#### [Provided records]

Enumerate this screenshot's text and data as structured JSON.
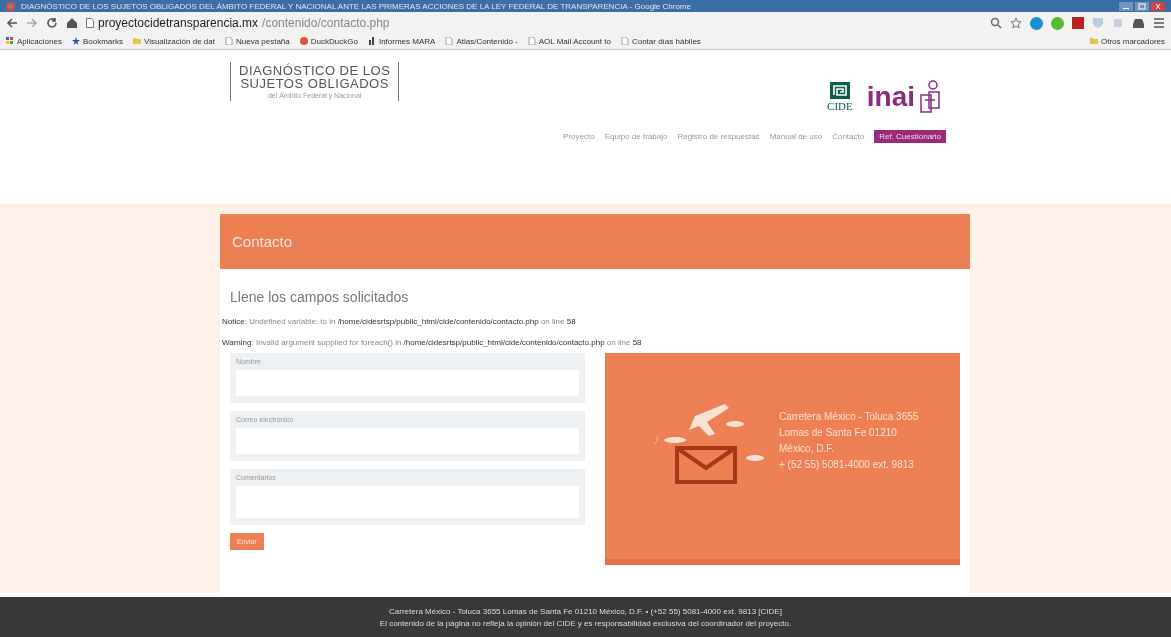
{
  "window": {
    "title": "DIAGNÓSTICO DE LOS SUJETOS OBLIGADOS DEL ÁMBITO FEDERAL Y NACIONAL ANTE LAS PRIMERAS ACCIONES DE LA LEY FEDERAL DE TRANSPARENCIA - Google Chrome"
  },
  "browser": {
    "url_host": "proyectocidetransparencia.mx",
    "url_path": "/contenido/contacto.php",
    "bookmarks": [
      {
        "label": "Aplicaciones",
        "kind": "apps"
      },
      {
        "label": "Bookmarks",
        "kind": "star"
      },
      {
        "label": "Visualización de dat",
        "kind": "folder"
      },
      {
        "label": "Nueva pestaña",
        "kind": "page"
      },
      {
        "label": "DuckDuckGo",
        "kind": "duck"
      },
      {
        "label": "Informes MARA",
        "kind": "chart"
      },
      {
        "label": "Atlas/Contenido -",
        "kind": "page"
      },
      {
        "label": "AOL Mail Account to",
        "kind": "page"
      },
      {
        "label": "Contar días hábiles",
        "kind": "page"
      }
    ],
    "other_bookmarks": "Otros marcadores"
  },
  "site": {
    "logo_line_1": "DIAGNÓSTICO DE LOS",
    "logo_line_2": "SUJETOS OBLIGADOS",
    "logo_tagline": "del Ámbito Federal y Nacional",
    "cide_label": "CIDE",
    "inai_label": "inai",
    "nav": [
      {
        "label": "Proyecto",
        "kind": "link"
      },
      {
        "label": "Equipo de trabajo",
        "kind": "link"
      },
      {
        "label": "Registro de respuestas",
        "kind": "link"
      },
      {
        "label": "Manual de uso",
        "kind": "link"
      },
      {
        "label": "Contacto",
        "kind": "link"
      },
      {
        "label": "Ref. Cuestionario",
        "kind": "button"
      }
    ]
  },
  "contact": {
    "heading": "Contacto",
    "subheading": "Llene los campos solicitados",
    "messages": [
      "**Notice**: Undefined variable: to in **/home/cidesrtsp/public_html/cide/contenido/contacto.php** on line **58**",
      "**Warning**: Invalid argument supplied for foreach() in **/home/cidesrtsp/public_html/cide/contenido/contacto.php** on line **58**"
    ],
    "fields": [
      {
        "label": "Nombre",
        "kind": "input"
      },
      {
        "label": "Correo electrónico",
        "kind": "input"
      },
      {
        "label": "Comentarios",
        "kind": "textarea"
      }
    ],
    "submit": "Enviar",
    "address": [
      "Carretera México - Toluca 3655",
      "Lomas de Santa Fe 01210",
      "México, D.F.",
      "+ (52 55) 5081-4000 ext. 9813"
    ]
  },
  "footer": {
    "lines": [
      "Carretera México - Toluca 3655 Lomas de Santa Fe 01210 México, D.F. • (+52 55) 5081-4000 ext. 9813 [CIDE]",
      "El contenido de la página no refleja la opinión del CIDE y es responsabilidad exclusiva del coordinador del proyecto."
    ]
  }
}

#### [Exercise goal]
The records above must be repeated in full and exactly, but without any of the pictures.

#### [Output for this exercise]
Enumerate this screenshot's text and data as structured JSON.
{
  "window": {
    "title": "DIAGNÓSTICO DE LOS SUJETOS OBLIGADOS DEL ÁMBITO FEDERAL Y NACIONAL ANTE LAS PRIMERAS ACCIONES DE LA LEY FEDERAL DE TRANSPARENCIA - Google Chrome"
  },
  "browser": {
    "url_host": "proyectocidetransparencia.mx",
    "url_path": "/contenido/contacto.php",
    "bookmarks": [
      {
        "label": "Aplicaciones",
        "kind": "apps"
      },
      {
        "label": "Bookmarks",
        "kind": "star"
      },
      {
        "label": "Visualización de dat",
        "kind": "folder"
      },
      {
        "label": "Nueva pestaña",
        "kind": "page"
      },
      {
        "label": "DuckDuckGo",
        "kind": "duck"
      },
      {
        "label": "Informes MARA",
        "kind": "chart"
      },
      {
        "label": "Atlas/Contenido -",
        "kind": "page"
      },
      {
        "label": "AOL Mail Account to",
        "kind": "page"
      },
      {
        "label": "Contar días hábiles",
        "kind": "page"
      }
    ],
    "other_bookmarks": "Otros marcadores"
  },
  "site": {
    "logo_line_1": "DIAGNÓSTICO DE LOS",
    "logo_line_2": "SUJETOS OBLIGADOS",
    "logo_tagline": "del Ámbito Federal y Nacional",
    "cide_label": "CIDE",
    "inai_label": "inai",
    "nav": [
      {
        "label": "Proyecto",
        "kind": "link"
      },
      {
        "label": "Equipo de trabajo",
        "kind": "link"
      },
      {
        "label": "Registro de respuestas",
        "kind": "link"
      },
      {
        "label": "Manual de uso",
        "kind": "link"
      },
      {
        "label": "Contacto",
        "kind": "link"
      },
      {
        "label": "Ref. Cuestionario",
        "kind": "button"
      }
    ]
  },
  "contact": {
    "heading": "Contacto",
    "subheading": "Llene los campos solicitados",
    "messages": [
      "**Notice**: Undefined variable: to in **/home/cidesrtsp/public_html/cide/contenido/contacto.php** on line **58**",
      "**Warning**: Invalid argument supplied for foreach() in **/home/cidesrtsp/public_html/cide/contenido/contacto.php** on line **58**"
    ],
    "fields": [
      {
        "label": "Nombre",
        "kind": "input"
      },
      {
        "label": "Correo electrónico",
        "kind": "input"
      },
      {
        "label": "Comentarios",
        "kind": "textarea"
      }
    ],
    "submit": "Enviar",
    "address": [
      "Carretera México - Toluca 3655",
      "Lomas de Santa Fe 01210",
      "México, D.F.",
      "+ (52 55) 5081-4000 ext. 9813"
    ]
  },
  "footer": {
    "lines": [
      "Carretera México - Toluca 3655 Lomas de Santa Fe 01210 México, D.F. • (+52 55) 5081-4000 ext. 9813 [CIDE]",
      "El contenido de la página no refleja la opinión del CIDE y es responsabilidad exclusiva del coordinador del proyecto."
    ]
  }
}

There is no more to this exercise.